Both acute and chronic alcohol administration result in oxidative stress. Alcohol stimulation in vitro as used in our experiments is a model for acute, moderate alcohol consumption. The 25 mM in vitro alcohol used in our experiments is equivalent to 0.1 g/dl blood alcohol concentration reached after consumption of three to four drinks in humans. Moderate alcohol consumption, such as one to two drinks per day, is associated with beneficial effects on cardiovascular disease and overall mortality (51). Although the mechanisms for the cardioprotective effects of alcohol are yet to be elucidated, inflammatory cell involvement in atherosclerosis is a potential target (51, 52). Recent reports showed that HO-1 inhibits atherosclerotic lesion formation in LDL-receptor knockout mice (53). Furthermore, IL-10 is associated with cardioprotective effects (54). Also, the levels of bilirubin in the normal human population correlate with the incidence of atherosclerotic events (55). Multiple studies suggest that atherosclerosis is also attenuated by acute, moderate alcohol use (51). Here, we found that acute alcohol inhibited TNF-α, a key proinflammatory cytokine in macrophages activation in the atherosclerotic plaques (52). Our studies suggested that inhibition of TNF-α production by monocytes involved both HO-1-dependent and -independent mechanisms. Alcohol appeared to inhibit TNF-α induction at different levels. First, we found that NF-κB, a nuclear regulatory factor involved in TNF-α gene activation, was inhibited by acute alcohol independent of HO-1 activation suggesting an early, HO-1-independent effect of alcohol. Second, our data using HO-1 inhibitors demonstrated that HO-1 activation was involved in inhibition of monocyte TNF-α production by acute alcohol.
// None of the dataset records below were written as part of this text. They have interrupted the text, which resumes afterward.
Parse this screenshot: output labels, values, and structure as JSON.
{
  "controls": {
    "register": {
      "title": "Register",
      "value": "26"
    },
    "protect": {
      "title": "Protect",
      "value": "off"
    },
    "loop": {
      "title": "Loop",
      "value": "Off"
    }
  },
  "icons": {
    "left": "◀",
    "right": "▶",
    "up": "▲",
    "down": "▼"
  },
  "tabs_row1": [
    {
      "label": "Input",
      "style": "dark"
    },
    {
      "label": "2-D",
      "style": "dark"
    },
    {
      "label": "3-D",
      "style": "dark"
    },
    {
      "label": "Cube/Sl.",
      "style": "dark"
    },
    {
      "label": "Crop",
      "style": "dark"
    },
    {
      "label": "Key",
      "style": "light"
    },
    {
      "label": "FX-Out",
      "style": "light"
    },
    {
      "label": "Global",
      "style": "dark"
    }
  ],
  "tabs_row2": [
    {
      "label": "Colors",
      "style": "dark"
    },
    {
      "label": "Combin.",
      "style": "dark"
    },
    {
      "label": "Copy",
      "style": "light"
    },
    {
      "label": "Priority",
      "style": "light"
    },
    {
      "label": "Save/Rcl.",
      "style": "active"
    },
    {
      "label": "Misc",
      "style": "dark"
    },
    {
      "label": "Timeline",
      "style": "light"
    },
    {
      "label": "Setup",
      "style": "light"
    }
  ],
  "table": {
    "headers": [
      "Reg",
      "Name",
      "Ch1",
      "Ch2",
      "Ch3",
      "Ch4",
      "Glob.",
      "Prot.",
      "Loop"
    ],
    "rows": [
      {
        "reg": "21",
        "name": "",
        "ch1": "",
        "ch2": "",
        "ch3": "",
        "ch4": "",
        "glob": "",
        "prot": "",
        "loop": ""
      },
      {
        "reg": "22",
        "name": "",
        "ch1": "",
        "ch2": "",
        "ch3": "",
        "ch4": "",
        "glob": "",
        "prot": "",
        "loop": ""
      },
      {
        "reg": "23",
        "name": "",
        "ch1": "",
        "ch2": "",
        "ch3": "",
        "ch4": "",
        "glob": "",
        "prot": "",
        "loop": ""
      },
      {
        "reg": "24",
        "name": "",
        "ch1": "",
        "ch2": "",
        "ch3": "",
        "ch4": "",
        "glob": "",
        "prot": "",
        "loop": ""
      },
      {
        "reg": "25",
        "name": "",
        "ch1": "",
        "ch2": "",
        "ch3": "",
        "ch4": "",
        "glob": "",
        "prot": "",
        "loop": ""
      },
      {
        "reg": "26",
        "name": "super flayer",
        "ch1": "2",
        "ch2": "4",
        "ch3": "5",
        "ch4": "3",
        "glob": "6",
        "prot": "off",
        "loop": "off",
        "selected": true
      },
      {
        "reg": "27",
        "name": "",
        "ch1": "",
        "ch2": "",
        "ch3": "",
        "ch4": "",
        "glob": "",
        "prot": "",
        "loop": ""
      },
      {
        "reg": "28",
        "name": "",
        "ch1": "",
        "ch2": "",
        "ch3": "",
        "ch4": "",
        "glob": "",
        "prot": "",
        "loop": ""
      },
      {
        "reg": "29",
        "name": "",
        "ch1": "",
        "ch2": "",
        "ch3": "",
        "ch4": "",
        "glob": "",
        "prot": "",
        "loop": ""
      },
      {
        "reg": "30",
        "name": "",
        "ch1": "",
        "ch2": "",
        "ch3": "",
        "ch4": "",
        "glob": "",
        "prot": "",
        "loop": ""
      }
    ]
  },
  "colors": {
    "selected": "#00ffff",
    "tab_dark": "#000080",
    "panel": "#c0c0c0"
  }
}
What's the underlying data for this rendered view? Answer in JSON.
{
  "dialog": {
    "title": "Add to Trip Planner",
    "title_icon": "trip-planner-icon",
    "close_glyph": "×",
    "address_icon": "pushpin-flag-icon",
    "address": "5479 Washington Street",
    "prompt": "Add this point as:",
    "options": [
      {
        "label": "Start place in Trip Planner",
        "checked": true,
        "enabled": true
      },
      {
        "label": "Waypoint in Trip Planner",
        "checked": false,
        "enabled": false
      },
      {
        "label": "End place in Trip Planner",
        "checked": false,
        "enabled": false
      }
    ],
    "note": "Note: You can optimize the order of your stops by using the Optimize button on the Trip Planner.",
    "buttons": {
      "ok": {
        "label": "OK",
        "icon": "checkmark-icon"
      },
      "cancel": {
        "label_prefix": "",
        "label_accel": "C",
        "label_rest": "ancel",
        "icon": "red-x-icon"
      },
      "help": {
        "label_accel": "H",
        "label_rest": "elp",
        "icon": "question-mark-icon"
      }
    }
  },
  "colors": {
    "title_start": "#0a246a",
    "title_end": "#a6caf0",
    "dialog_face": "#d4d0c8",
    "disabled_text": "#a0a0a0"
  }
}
Third, as we previously reported, alcohol-induced IL-10 contributes to down-regulation of the late phase of TNF-α production, and our current findings suggest that this is mediated by alcohol-induced HO-1 activation (3). Thus, the biological significance of the anti-inflammatory effects of acute ethanol on HO-1 and IL-10 induction may reach beyond immunity and deserves further investigations.
The authors have no financial conflict of interest.
The costs of publication of this article were defrayed in part by the payment of page charges. This article must therefore be hereby marked advertisement in accordance with 18 U.S.C. Section 1734 solely to indicate this fact.
↵1 Y.D. and A.D. contributed equally to this work.
↵2 Address correspondence and reprint requests to Dr. Gyongyi Szabo, Professor of Medicine, Department of Medicine, University of Massachusetts Medical School, LRB 215, 364 Plantation Street, Worcester, MA 01605-2324. E-mail address:
↵3 Abbreviations used in this paper: HO-1, heme oxygenase-1; PP, protoporphyrin; MP, mesoporphyrin.
- Received August 22, 2005.
- Accepted May 23, 2006.
- Copyright © 2006 by The American Association of Immunologists